Every record below should be printed exactly as given.

*** Exercise materials ***

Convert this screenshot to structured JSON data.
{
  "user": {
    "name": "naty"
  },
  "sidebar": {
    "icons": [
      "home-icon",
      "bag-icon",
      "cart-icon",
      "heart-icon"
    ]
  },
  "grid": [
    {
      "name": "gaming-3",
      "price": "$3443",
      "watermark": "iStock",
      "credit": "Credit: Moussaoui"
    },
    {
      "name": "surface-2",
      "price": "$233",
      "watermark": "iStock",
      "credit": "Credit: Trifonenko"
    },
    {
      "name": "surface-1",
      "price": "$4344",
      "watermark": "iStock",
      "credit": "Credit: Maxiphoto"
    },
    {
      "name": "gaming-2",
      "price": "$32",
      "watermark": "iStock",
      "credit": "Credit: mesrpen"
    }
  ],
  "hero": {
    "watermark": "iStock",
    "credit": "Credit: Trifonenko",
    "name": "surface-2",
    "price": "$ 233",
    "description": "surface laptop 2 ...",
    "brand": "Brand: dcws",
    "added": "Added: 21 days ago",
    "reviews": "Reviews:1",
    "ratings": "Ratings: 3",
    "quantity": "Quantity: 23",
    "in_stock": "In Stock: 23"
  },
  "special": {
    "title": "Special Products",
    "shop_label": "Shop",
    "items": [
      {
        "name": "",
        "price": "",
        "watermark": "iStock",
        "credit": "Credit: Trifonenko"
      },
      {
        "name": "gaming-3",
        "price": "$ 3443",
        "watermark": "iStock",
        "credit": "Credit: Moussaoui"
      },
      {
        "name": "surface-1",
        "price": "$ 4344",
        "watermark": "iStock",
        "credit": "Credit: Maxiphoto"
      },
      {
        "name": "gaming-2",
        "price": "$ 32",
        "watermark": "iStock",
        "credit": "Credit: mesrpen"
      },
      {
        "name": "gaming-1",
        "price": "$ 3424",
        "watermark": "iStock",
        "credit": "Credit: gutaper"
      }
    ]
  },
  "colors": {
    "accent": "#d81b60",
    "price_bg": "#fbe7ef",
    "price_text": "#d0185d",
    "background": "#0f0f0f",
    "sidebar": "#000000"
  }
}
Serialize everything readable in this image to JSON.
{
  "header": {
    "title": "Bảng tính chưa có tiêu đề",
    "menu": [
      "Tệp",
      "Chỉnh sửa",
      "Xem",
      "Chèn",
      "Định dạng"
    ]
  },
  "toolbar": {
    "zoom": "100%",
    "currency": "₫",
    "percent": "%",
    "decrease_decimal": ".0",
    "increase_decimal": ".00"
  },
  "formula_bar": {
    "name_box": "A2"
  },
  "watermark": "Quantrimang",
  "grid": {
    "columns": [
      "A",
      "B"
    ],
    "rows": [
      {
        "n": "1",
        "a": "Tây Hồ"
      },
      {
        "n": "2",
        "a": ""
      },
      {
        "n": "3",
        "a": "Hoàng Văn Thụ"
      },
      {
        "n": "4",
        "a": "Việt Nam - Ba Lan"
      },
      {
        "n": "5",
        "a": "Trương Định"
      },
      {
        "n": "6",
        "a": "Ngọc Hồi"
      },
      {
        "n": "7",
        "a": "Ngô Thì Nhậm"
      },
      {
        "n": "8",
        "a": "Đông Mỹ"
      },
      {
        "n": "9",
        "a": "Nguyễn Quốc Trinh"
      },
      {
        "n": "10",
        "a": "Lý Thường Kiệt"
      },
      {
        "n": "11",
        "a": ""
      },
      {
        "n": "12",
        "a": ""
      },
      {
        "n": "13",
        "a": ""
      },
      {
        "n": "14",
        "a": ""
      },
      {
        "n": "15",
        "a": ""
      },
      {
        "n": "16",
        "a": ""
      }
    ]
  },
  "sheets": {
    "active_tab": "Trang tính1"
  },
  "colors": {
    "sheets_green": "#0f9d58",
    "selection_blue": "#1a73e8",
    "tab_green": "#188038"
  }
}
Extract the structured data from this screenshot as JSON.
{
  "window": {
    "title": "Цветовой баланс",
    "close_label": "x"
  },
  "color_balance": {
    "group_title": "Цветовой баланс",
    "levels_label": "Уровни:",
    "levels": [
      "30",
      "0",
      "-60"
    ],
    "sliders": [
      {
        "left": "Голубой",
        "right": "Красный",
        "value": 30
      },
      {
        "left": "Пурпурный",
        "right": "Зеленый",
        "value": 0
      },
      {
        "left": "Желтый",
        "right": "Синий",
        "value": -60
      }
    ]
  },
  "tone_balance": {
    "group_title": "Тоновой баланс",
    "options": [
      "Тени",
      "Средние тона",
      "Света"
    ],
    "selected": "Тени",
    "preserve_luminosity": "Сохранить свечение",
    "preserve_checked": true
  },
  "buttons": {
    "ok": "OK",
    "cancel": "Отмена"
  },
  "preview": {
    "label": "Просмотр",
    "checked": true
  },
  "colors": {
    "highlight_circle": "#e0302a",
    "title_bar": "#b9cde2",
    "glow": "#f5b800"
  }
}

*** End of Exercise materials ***

• Solution to the problem
Convert this screenshot to structured JSON data.
{
  "user": {
    "name": "naty"
  },
  "sidebar": {
    "icons": [
      "home-icon",
      "bag-icon",
      "cart-icon",
      "heart-icon"
    ]
  },
  "grid": [
    {
      "name": "gaming-3",
      "price": "$3443",
      "watermark": "iStock",
      "credit": "Credit: Moussaoui"
    },
    {
      "name": "surface-2",
      "price": "$233",
      "watermark": "iStock",
      "credit": "Credit: Trifonenko"
    },
    {
      "name": "surface-1",
      "price": "$4344",
      "watermark": "iStock",
      "credit": "Credit: Maxiphoto"
    },
    {
      "name": "gaming-2",
      "price": "$32",
      "watermark": "iStock",
      "credit": "Credit: mesrpen"
    }
  ],
  "hero": {
    "watermark": "iStock",
    "credit": "Credit: Trifonenko",
    "name": "surface-2",
    "price": "$ 233",
    "description": "surface laptop 2 ...",
    "brand": "Brand: dcws",
    "added": "Added: 21 days ago",
    "reviews": "Reviews:1",
    "ratings": "Ratings: 3",
    "quantity": "Quantity: 23",
    "in_stock": "In Stock: 23"
  },
  "special": {
    "title": "Special Products",
    "shop_label": "Shop",
    "items": [
      {
        "name": "",
        "price": "",
        "watermark": "iStock",
        "credit": "Credit: Trifonenko"
      },
      {
        "name": "gaming-3",
        "price": "$ 3443",
        "watermark": "iStock",
        "credit": "Credit: Moussaoui"
      },
      {
        "name": "surface-1",
        "price": "$ 4344",
        "watermark": "iStock",
        "credit": "Credit: Maxiphoto"
      },
      {
        "name": "gaming-2",
        "price": "$ 32",
        "watermark": "iStock",
        "credit": "Credit: mesrpen"
      },
      {
        "name": "gaming-1",
        "price": "$ 3424",
        "watermark": "iStock",
        "credit": "Credit: gutaper"
      }
    ]
  },
  "colors": {
    "accent": "#d81b60",
    "price_bg": "#fbe7ef",
    "price_text": "#d0185d",
    "background": "#0f0f0f",
    "sidebar": "#000000"
  }
}
Serialize everything readable in this image to JSON.
{
  "header": {
    "title": "Bảng tính chưa có tiêu đề",
    "menu": [
      "Tệp",
      "Chỉnh sửa",
      "Xem",
      "Chèn",
      "Định dạng"
    ]
  },
  "toolbar": {
    "zoom": "100%",
    "currency": "₫",
    "percent": "%",
    "decrease_decimal": ".0",
    "increase_decimal": ".00"
  },
  "formula_bar": {
    "name_box": "A2"
  },
  "watermark": "Quantrimang",
  "grid": {
    "columns": [
      "A",
      "B"
    ],
    "rows": [
      {
        "n": "1",
        "a": "Tây Hồ"
      },
      {
        "n": "2",
        "a": ""
      },
      {
        "n": "3",
        "a": "Hoàng Văn Thụ"
      },
      {
        "n": "4",
        "a": "Việt Nam - Ba Lan"
      },
      {
        "n": "5",
        "a": "Trương Định"
      },
      {
        "n": "6",
        "a": "Ngọc Hồi"
      },
      {
        "n": "7",
        "a": "Ngô Thì Nhậm"
      },
      {
        "n": "8",
        "a": "Đông Mỹ"
      },
      {
        "n": "9",
        "a": "Nguyễn Quốc Trinh"
      },
      {
        "n": "10",
        "a": "Lý Thường Kiệt"
      },
      {
        "n": "11",
        "a": ""
      },
      {
        "n": "12",
        "a": ""
      },
      {
        "n": "13",
        "a": ""
      },
      {
        "n": "14",
        "a": ""
      },
      {
        "n": "15",
        "a": ""
      },
      {
        "n": "16",
        "a": ""
      }
    ]
  },
  "sheets": {
    "active_tab": "Trang tính1"
  },
  "colors": {
    "sheets_green": "#0f9d58",
    "selection_blue": "#1a73e8",
    "tab_green": "#188038"
  }
}
Extract the structured data from this screenshot as JSON.
{
  "window": {
    "title": "Цветовой баланс",
    "close_label": "x"
  },
  "color_balance": {
    "group_title": "Цветовой баланс",
    "levels_label": "Уровни:",
    "levels": [
      "30",
      "0",
      "-60"
    ],
    "sliders": [
      {
        "left": "Голубой",
        "right": "Красный",
        "value": 30
      },
      {
        "left": "Пурпурный",
        "right": "Зеленый",
        "value": 0
      },
      {
        "left": "Желтый",
        "right": "Синий",
        "value": -60
      }
    ]
  },
  "tone_balance": {
    "group_title": "Тоновой баланс",
    "options": [
      "Тени",
      "Средние тона",
      "Света"
    ],
    "selected": "Тени",
    "preserve_luminosity": "Сохранить свечение",
    "preserve_checked": true
  },
  "buttons": {
    "ok": "OK",
    "cancel": "Отмена"
  },
  "preview": {
    "label": "Просмотр",
    "checked": true
  },
  "colors": {
    "highlight_circle": "#e0302a",
    "title_bar": "#b9cde2",
    "glow": "#f5b800"
  }
}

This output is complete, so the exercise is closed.